First, an update on Threads. I’m hearing from readers who have recently finished the book. So far, so good. As expected, they have been very surprised by the last several chapters that tie things together and add a twist. Yay!
In case you haven’t been enticed to read Threads because of the eBook format, please keep in mind that there is a free Kindle app for just about any tablet, phone, notebook, or PC. I have spoken to more than a few readers who enjoy reading on their phones because of the take anywhere, read anywhere option.

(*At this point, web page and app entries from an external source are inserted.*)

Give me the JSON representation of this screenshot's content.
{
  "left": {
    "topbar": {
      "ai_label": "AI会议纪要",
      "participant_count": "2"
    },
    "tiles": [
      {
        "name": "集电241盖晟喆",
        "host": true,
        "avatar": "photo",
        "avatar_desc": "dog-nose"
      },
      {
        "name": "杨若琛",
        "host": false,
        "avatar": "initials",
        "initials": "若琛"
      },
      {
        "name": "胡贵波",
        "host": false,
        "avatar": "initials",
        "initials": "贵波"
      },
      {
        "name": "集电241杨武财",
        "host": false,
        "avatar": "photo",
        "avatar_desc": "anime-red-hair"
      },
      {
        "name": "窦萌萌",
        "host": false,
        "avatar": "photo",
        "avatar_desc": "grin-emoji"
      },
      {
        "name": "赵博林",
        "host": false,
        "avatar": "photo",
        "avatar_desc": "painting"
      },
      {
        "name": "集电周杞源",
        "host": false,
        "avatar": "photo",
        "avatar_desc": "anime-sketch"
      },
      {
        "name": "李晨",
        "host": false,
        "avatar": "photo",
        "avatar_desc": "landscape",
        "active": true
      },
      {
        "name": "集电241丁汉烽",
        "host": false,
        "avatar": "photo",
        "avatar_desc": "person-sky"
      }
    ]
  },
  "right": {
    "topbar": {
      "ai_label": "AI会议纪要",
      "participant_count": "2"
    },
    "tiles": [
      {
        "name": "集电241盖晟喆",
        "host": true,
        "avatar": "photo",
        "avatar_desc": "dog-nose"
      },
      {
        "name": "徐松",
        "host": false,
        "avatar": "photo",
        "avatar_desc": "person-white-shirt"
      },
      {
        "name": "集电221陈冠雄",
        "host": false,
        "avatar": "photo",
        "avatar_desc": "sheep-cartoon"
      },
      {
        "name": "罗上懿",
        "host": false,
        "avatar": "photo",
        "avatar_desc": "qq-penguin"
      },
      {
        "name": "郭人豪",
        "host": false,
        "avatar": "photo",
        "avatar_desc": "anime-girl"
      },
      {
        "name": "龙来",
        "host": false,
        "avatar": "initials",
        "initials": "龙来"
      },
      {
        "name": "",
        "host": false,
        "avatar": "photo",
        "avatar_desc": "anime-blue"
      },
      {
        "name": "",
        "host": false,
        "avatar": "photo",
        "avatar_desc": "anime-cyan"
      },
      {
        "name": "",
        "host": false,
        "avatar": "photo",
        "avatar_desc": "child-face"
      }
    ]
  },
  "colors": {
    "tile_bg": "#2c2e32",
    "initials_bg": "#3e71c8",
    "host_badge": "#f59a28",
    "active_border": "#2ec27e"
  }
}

As promised, I want to talk about books and publications that influenced the telling of Threads. One such book is The Natural Philosophy of Time (Oxford Press, Second Edition, 1980). This book covers a lot of territory. Chapter titles include Human Time, Biological Time, Mathematical Time, Relativistic Time, Space-Time and Cosmic Time, and The Nature of Time. Not exactly light reading. As I perused though I felt even more certain about the direction of Threads. And one idea in particular impacted the story. The psychological phenomenon of deja vu — the sense of familiarity that says we have already experienced what we are about to experience for the first time. For many of us, myself included, the concept renders feelings of mystic and a sort of “ooooh” response. I was a little surprised to see coverage of the idea in a scientific volume. Philosophy, however, uses deja vu to discuss the concept of the past and the connection between familiarity and memory. In other words, if something seems familiar we think it is because we have a memory of it from our past. Deja vu was a vital part of the fossil of a story I needed to unearth (the idea of a story as a fossil is from Stephen King and will be covered in another post). And the further I got into Threads the more I realized that the question of memory and the types of memory would play a role.